DATA FOR THE TASK
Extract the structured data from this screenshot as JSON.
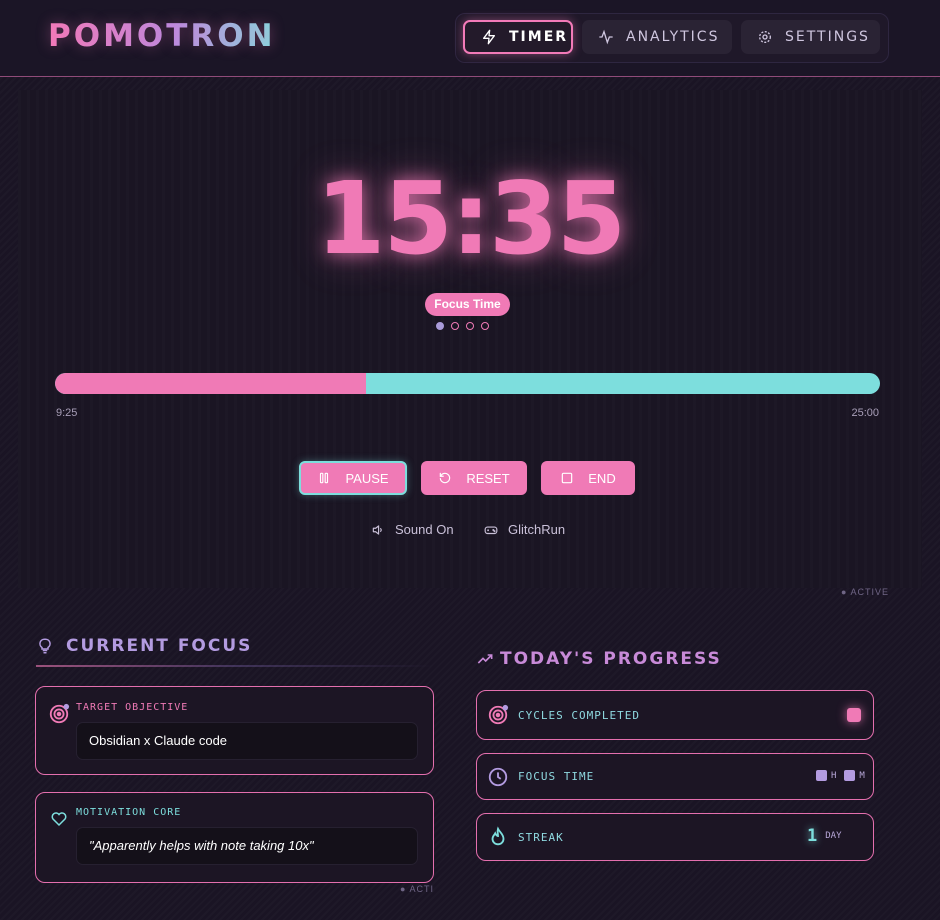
{
  "app": {
    "title": "POMOTRON"
  },
  "nav": {
    "timer": "TIMER",
    "analytics": "ANALYTICS",
    "settings": "SETTINGS",
    "active": "timer"
  },
  "timer": {
    "display": "15:35",
    "mode": "Focus Time",
    "cycle_dots": 4,
    "cycle_current": 1,
    "elapsed_label": "9:25",
    "total_label": "25:00",
    "progress_fraction": 0.377
  },
  "controls": {
    "pause": "PAUSE",
    "reset": "RESET",
    "end": "END"
  },
  "toggles": {
    "sound": "Sound On",
    "game": "GlitchRun"
  },
  "status": {
    "active": "ACTIVE",
    "acti": "ACTI"
  },
  "focus": {
    "title": "CURRENT FOCUS",
    "objective_label": "TARGET OBJECTIVE",
    "objective_value": "Obsidian x Claude code",
    "motivation_label": "MOTIVATION CORE",
    "motivation_value": "\"Apparently helps with note taking 10x\""
  },
  "progress": {
    "title": "TODAY'S PROGRESS",
    "cycles_label": "CYCLES COMPLETED",
    "focus_time_label": "FOCUS TIME",
    "focus_h": "H",
    "focus_m": "M",
    "streak_label": "STREAK",
    "streak_value": "1",
    "streak_unit": "DAY"
  },
  "colors": {
    "pink": "#f07ab6",
    "cyan": "#7ddedd",
    "lavender": "#b39be0",
    "bg": "#1a1424"
  }
}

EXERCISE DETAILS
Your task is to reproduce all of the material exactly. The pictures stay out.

EXERCISE ANSWER
Extract the structured data from this screenshot as JSON.
{
  "app": {
    "title": "POMOTRON"
  },
  "nav": {
    "timer": "TIMER",
    "analytics": "ANALYTICS",
    "settings": "SETTINGS",
    "active": "timer"
  },
  "timer": {
    "display": "15:35",
    "mode": "Focus Time",
    "cycle_dots": 4,
    "cycle_current": 1,
    "elapsed_label": "9:25",
    "total_label": "25:00",
    "progress_fraction": 0.377
  },
  "controls": {
    "pause": "PAUSE",
    "reset": "RESET",
    "end": "END"
  },
  "toggles": {
    "sound": "Sound On",
    "game": "GlitchRun"
  },
  "status": {
    "active": "ACTIVE",
    "acti": "ACTI"
  },
  "focus": {
    "title": "CURRENT FOCUS",
    "objective_label": "TARGET OBJECTIVE",
    "objective_value": "Obsidian x Claude code",
    "motivation_label": "MOTIVATION CORE",
    "motivation_value": "\"Apparently helps with note taking 10x\""
  },
  "progress": {
    "title": "TODAY'S PROGRESS",
    "cycles_label": "CYCLES COMPLETED",
    "focus_time_label": "FOCUS TIME",
    "focus_h": "H",
    "focus_m": "M",
    "streak_label": "STREAK",
    "streak_value": "1",
    "streak_unit": "DAY"
  },
  "colors": {
    "pink": "#f07ab6",
    "cyan": "#7ddedd",
    "lavender": "#b39be0",
    "bg": "#1a1424"
  }
}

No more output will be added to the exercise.